The Finance Act 2012 formalised the Government's 2011 budget proposal to encourage legacies to charity.

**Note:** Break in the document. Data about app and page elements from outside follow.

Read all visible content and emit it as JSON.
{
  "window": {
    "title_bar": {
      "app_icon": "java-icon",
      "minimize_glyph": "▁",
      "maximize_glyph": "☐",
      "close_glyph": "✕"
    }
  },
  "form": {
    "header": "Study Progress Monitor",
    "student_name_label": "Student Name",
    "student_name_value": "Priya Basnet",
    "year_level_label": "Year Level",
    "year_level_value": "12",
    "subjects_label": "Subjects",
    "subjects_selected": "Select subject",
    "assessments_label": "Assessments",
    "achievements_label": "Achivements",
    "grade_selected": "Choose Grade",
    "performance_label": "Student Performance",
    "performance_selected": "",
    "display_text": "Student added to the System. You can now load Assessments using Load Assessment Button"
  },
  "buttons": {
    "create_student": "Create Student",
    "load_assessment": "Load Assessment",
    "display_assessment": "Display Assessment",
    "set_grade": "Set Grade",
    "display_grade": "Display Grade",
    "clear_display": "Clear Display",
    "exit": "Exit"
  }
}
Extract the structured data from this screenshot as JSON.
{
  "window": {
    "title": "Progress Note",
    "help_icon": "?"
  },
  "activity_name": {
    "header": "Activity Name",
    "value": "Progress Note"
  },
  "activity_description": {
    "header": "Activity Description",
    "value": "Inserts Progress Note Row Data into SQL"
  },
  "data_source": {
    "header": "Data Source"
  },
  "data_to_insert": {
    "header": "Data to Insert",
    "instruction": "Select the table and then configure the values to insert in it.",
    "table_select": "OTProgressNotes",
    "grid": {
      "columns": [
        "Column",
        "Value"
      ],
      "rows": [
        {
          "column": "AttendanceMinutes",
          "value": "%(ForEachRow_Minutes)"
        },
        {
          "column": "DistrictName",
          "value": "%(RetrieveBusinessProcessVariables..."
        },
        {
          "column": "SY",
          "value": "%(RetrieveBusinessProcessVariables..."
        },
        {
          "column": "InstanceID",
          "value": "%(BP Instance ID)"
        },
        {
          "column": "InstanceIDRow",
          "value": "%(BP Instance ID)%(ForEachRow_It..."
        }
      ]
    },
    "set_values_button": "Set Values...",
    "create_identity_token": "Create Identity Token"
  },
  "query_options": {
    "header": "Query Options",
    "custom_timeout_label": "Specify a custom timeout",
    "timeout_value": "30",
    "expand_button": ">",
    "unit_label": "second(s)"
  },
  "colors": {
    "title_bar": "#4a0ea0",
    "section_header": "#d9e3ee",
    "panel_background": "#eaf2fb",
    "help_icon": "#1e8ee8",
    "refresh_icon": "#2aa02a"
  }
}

This is achieved by reducing the rate of
In March this year we reported that progress had finally been made towards a statutory residence test (referred to as the SRT) with the Government promising a consultation document.
The Government has issued a Consultation Paper giving more detail about the Budget proposal to encourage legacies to charity by reducing the rate of inheritance tax (IHT) from 40 to 36 for estates in which at least 10 of the taxable estate is left to charity.
Agricultural values are being driven by a number of factors including the need to produce food, farmland being viewed as a safe asset in volatile times, and by the potential tax incentives, in particular the inheritance tax (IHT) relief offered and the scope for capital gains tax roll-over relief.
In the Budget in March 2011, the Chancellor announced a package of reforms which the government has since described as ‘the most radical and generous reforms to charitable giving for more than twenty years’.
Peer pressure can be a good thing.
The Government’s White Paper on Giving comprises a key part of its ‘Big Society’ programme.
The Court of Appeal (Ld Neuberger MR, Patten LJ, Black LJ) has decided in favour of the charity in the RSPCA's appeal in the case of RSPCA v Sharp 2010 EWCA Civ 1474.
Lifetime legacies, taking the form of the charitable remainder trust ('CRT') and its mirror image, the charitable lead trust ('CLT'), have long featured in the toolkit of philanthropic tax-planners in the USA.
The UK government's spending review, in which heavy cuts to programmes received wide attention, has also given HM Revenue & Customs £900 million with which to address the tax gap and tackle tax evasion and avoidance.